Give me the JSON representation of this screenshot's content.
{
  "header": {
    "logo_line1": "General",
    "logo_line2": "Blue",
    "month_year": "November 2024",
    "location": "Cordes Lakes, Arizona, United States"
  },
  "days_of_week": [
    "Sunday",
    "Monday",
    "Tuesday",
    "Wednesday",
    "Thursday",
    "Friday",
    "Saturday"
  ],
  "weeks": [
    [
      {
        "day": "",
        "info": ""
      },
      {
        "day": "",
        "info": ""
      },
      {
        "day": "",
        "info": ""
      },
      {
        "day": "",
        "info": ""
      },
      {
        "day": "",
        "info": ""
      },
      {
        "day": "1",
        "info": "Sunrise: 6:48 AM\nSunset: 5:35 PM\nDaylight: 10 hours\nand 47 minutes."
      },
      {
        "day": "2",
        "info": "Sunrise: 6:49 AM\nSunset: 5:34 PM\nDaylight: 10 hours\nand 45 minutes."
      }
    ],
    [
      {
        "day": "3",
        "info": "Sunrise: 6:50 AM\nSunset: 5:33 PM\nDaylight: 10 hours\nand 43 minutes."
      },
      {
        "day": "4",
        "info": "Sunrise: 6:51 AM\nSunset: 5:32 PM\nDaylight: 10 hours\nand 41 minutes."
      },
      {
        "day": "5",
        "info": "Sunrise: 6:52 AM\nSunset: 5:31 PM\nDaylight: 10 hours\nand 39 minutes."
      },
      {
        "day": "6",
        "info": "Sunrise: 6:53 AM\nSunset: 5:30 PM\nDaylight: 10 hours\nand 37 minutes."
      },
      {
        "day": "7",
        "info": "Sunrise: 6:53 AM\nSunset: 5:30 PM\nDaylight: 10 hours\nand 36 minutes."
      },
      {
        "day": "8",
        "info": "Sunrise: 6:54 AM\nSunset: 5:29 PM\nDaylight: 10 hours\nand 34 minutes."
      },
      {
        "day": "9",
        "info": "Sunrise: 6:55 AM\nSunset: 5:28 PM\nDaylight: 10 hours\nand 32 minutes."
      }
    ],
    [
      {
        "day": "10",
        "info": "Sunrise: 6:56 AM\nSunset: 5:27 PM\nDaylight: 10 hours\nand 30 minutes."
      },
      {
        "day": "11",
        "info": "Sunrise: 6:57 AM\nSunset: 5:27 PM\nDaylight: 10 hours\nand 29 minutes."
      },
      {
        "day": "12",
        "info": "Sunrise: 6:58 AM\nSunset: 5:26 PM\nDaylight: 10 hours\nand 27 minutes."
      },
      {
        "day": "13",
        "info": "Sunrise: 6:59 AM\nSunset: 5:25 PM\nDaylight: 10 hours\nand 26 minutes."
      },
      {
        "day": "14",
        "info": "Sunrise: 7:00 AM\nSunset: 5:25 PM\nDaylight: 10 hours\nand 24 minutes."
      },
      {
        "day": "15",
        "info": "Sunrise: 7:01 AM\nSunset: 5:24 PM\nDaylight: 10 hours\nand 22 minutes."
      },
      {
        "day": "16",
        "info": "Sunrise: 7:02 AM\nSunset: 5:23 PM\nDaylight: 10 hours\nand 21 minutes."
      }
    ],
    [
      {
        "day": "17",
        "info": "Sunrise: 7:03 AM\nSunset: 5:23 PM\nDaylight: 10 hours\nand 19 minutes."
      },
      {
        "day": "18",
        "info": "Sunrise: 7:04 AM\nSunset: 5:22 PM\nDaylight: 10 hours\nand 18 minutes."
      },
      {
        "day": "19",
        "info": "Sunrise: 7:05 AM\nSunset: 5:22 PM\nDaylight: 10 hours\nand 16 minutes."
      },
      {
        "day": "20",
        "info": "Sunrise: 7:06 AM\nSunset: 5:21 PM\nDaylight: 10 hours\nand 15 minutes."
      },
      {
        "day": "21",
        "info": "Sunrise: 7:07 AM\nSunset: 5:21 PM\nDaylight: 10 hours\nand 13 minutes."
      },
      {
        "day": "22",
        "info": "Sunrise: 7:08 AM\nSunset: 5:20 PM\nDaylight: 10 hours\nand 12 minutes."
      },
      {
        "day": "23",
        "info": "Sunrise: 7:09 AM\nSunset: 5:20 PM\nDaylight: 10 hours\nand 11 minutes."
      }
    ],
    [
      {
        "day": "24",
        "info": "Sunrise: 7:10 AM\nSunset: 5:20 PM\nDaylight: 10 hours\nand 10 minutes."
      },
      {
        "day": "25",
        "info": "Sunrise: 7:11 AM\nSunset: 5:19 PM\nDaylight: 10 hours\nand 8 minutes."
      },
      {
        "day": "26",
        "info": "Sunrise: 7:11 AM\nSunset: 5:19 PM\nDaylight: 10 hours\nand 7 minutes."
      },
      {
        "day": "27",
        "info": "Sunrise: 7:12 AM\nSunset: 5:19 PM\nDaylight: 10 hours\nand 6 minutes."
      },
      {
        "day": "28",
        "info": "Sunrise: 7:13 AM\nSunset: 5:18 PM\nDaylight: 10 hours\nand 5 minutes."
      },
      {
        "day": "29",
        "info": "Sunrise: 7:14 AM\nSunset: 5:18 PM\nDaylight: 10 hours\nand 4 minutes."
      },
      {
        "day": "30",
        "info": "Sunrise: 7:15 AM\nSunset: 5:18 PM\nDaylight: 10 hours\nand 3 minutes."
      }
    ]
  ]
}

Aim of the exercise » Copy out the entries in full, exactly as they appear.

Output of the task »
Give me the JSON representation of this screenshot's content.
{
  "header": {
    "logo_line1": "General",
    "logo_line2": "Blue",
    "month_year": "November 2024",
    "location": "Cordes Lakes, Arizona, United States"
  },
  "days_of_week": [
    "Sunday",
    "Monday",
    "Tuesday",
    "Wednesday",
    "Thursday",
    "Friday",
    "Saturday"
  ],
  "weeks": [
    [
      {
        "day": "",
        "info": ""
      },
      {
        "day": "",
        "info": ""
      },
      {
        "day": "",
        "info": ""
      },
      {
        "day": "",
        "info": ""
      },
      {
        "day": "",
        "info": ""
      },
      {
        "day": "1",
        "info": "Sunrise: 6:48 AM\nSunset: 5:35 PM\nDaylight: 10 hours\nand 47 minutes."
      },
      {
        "day": "2",
        "info": "Sunrise: 6:49 AM\nSunset: 5:34 PM\nDaylight: 10 hours\nand 45 minutes."
      }
    ],
    [
      {
        "day": "3",
        "info": "Sunrise: 6:50 AM\nSunset: 5:33 PM\nDaylight: 10 hours\nand 43 minutes."
      },
      {
        "day": "4",
        "info": "Sunrise: 6:51 AM\nSunset: 5:32 PM\nDaylight: 10 hours\nand 41 minutes."
      },
      {
        "day": "5",
        "info": "Sunrise: 6:52 AM\nSunset: 5:31 PM\nDaylight: 10 hours\nand 39 minutes."
      },
      {
        "day": "6",
        "info": "Sunrise: 6:53 AM\nSunset: 5:30 PM\nDaylight: 10 hours\nand 37 minutes."
      },
      {
        "day": "7",
        "info": "Sunrise: 6:53 AM\nSunset: 5:30 PM\nDaylight: 10 hours\nand 36 minutes."
      },
      {
        "day": "8",
        "info": "Sunrise: 6:54 AM\nSunset: 5:29 PM\nDaylight: 10 hours\nand 34 minutes."
      },
      {
        "day": "9",
        "info": "Sunrise: 6:55 AM\nSunset: 5:28 PM\nDaylight: 10 hours\nand 32 minutes."
      }
    ],
    [
      {
        "day": "10",
        "info": "Sunrise: 6:56 AM\nSunset: 5:27 PM\nDaylight: 10 hours\nand 30 minutes."
      },
      {
        "day": "11",
        "info": "Sunrise: 6:57 AM\nSunset: 5:27 PM\nDaylight: 10 hours\nand 29 minutes."
      },
      {
        "day": "12",
        "info": "Sunrise: 6:58 AM\nSunset: 5:26 PM\nDaylight: 10 hours\nand 27 minutes."
      },
      {
        "day": "13",
        "info": "Sunrise: 6:59 AM\nSunset: 5:25 PM\nDaylight: 10 hours\nand 26 minutes."
      },
      {
        "day": "14",
        "info": "Sunrise: 7:00 AM\nSunset: 5:25 PM\nDaylight: 10 hours\nand 24 minutes."
      },
      {
        "day": "15",
        "info": "Sunrise: 7:01 AM\nSunset: 5:24 PM\nDaylight: 10 hours\nand 22 minutes."
      },
      {
        "day": "16",
        "info": "Sunrise: 7:02 AM\nSunset: 5:23 PM\nDaylight: 10 hours\nand 21 minutes."
      }
    ],
    [
      {
        "day": "17",
        "info": "Sunrise: 7:03 AM\nSunset: 5:23 PM\nDaylight: 10 hours\nand 19 minutes."
      },
      {
        "day": "18",
        "info": "Sunrise: 7:04 AM\nSunset: 5:22 PM\nDaylight: 10 hours\nand 18 minutes."
      },
      {
        "day": "19",
        "info": "Sunrise: 7:05 AM\nSunset: 5:22 PM\nDaylight: 10 hours\nand 16 minutes."
      },
      {
        "day": "20",
        "info": "Sunrise: 7:06 AM\nSunset: 5:21 PM\nDaylight: 10 hours\nand 15 minutes."
      },
      {
        "day": "21",
        "info": "Sunrise: 7:07 AM\nSunset: 5:21 PM\nDaylight: 10 hours\nand 13 minutes."
      },
      {
        "day": "22",
        "info": "Sunrise: 7:08 AM\nSunset: 5:20 PM\nDaylight: 10 hours\nand 12 minutes."
      },
      {
        "day": "23",
        "info": "Sunrise: 7:09 AM\nSunset: 5:20 PM\nDaylight: 10 hours\nand 11 minutes."
      }
    ],
    [
      {
        "day": "24",
        "info": "Sunrise: 7:10 AM\nSunset: 5:20 PM\nDaylight: 10 hours\nand 10 minutes."
      },
      {
        "day": "25",
        "info": "Sunrise: 7:11 AM\nSunset: 5:19 PM\nDaylight: 10 hours\nand 8 minutes."
      },
      {
        "day": "26",
        "info": "Sunrise: 7:11 AM\nSunset: 5:19 PM\nDaylight: 10 hours\nand 7 minutes."
      },
      {
        "day": "27",
        "info": "Sunrise: 7:12 AM\nSunset: 5:19 PM\nDaylight: 10 hours\nand 6 minutes."
      },
      {
        "day": "28",
        "info": "Sunrise: 7:13 AM\nSunset: 5:18 PM\nDaylight: 10 hours\nand 5 minutes."
      },
      {
        "day": "29",
        "info": "Sunrise: 7:14 AM\nSunset: 5:18 PM\nDaylight: 10 hours\nand 4 minutes."
      },
      {
        "day": "30",
        "info": "Sunrise: 7:15 AM\nSunset: 5:18 PM\nDaylight: 10 hours\nand 3 minutes."
      }
    ]
  ]
}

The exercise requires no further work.